-- Work item --
Among the entries below, how many lines contain the string "data"? Only the number, please.
[Opening Material for this task section]
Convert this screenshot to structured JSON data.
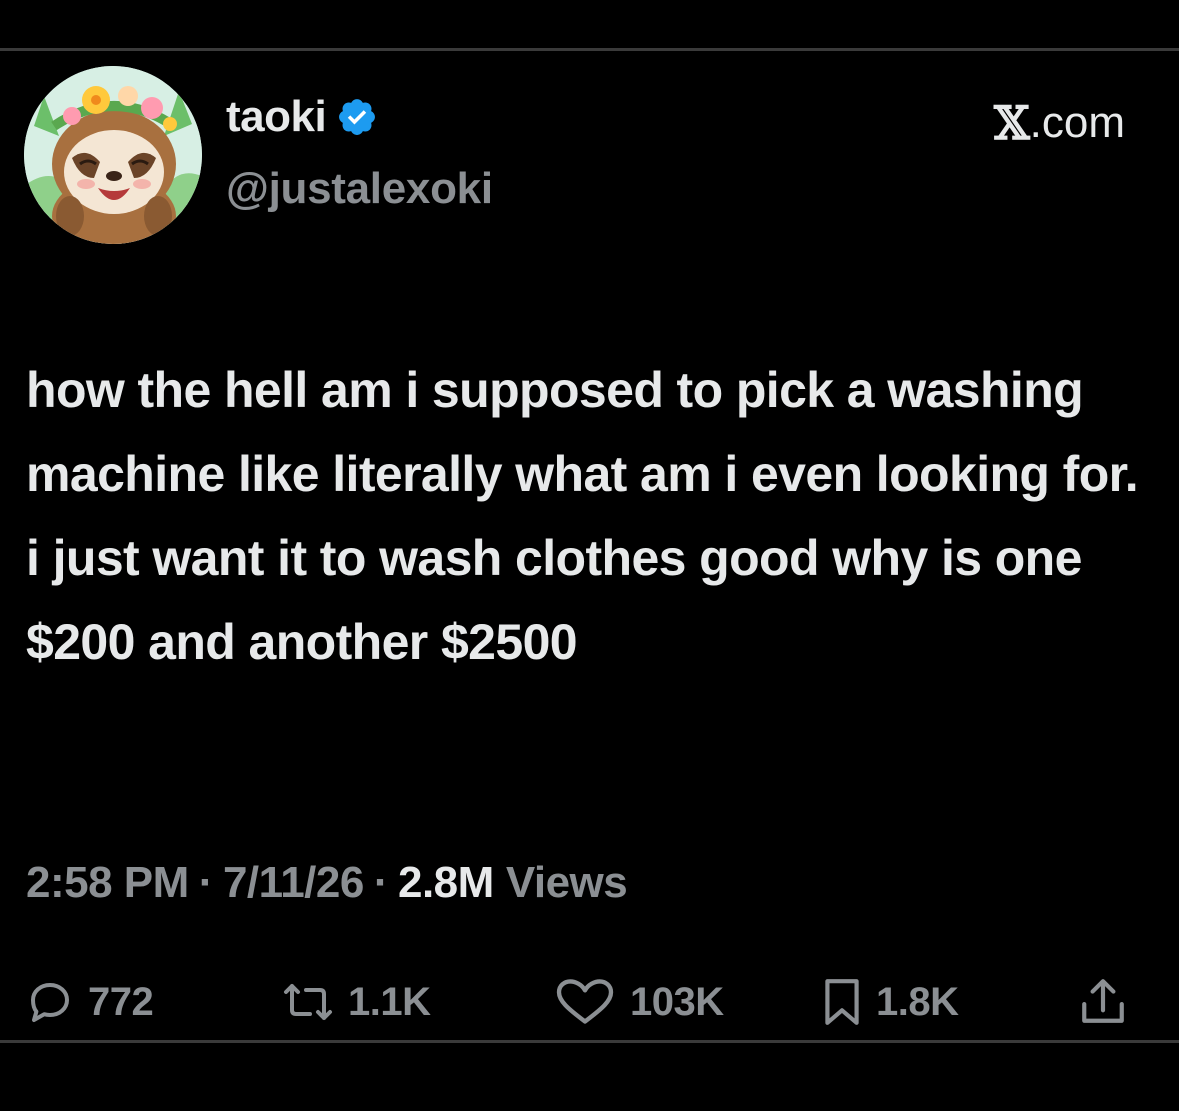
{
  "author": {
    "display_name": "taoki",
    "handle": "@justalexoki",
    "verified": true,
    "avatar_icon": "sloth-with-flower-crown-avatar"
  },
  "site": {
    "logo_glyph": "𝕏",
    "label": ".com"
  },
  "tweet": {
    "text": "how the hell am i supposed to pick a washing machine like literally what am i even looking for. i just want it to wash clothes good why is one $200 and another $2500",
    "time": "2:58 PM",
    "separator": "·",
    "date": "7/11/26",
    "views_count": "2.8M",
    "views_label": "Views"
  },
  "actions": {
    "replies": "772",
    "reposts": "1.1K",
    "likes": "103K",
    "bookmarks": "1.8K"
  },
  "colors": {
    "background": "#000000",
    "text_primary": "#e7e9ea",
    "text_secondary": "#8b8f93",
    "verified_blue": "#1d9bf0",
    "divider": "#3a3a3a"
  }
}
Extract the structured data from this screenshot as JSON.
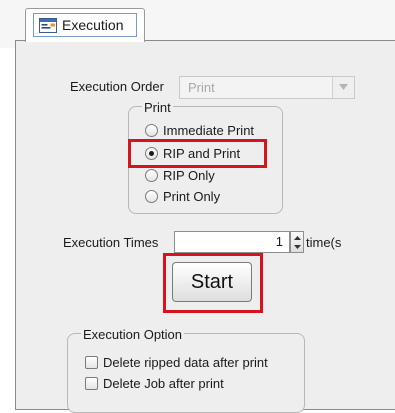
{
  "tab": {
    "label": "Execution",
    "icon": "execution-window-icon"
  },
  "execution_order": {
    "label": "Execution Order",
    "value": "Print",
    "disabled": true
  },
  "print_group": {
    "title": "Print",
    "options": [
      {
        "label": "Immediate Print",
        "checked": false
      },
      {
        "label": "RIP and Print",
        "checked": true
      },
      {
        "label": "RIP Only",
        "checked": false
      },
      {
        "label": "Print Only",
        "checked": false
      }
    ]
  },
  "execution_times": {
    "label": "Execution Times",
    "value": "1",
    "unit": "time(s"
  },
  "start_button": {
    "label": "Start"
  },
  "execution_option": {
    "title": "Execution Option",
    "options": [
      {
        "label": "Delete ripped data after print",
        "checked": false
      },
      {
        "label": "Delete Job after print",
        "checked": false
      }
    ]
  },
  "colors": {
    "highlight": "#d7141e",
    "panel_bg": "#eeeeee",
    "disabled_text": "#a8a8a8"
  }
}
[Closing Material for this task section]
-- Exercise answer --
3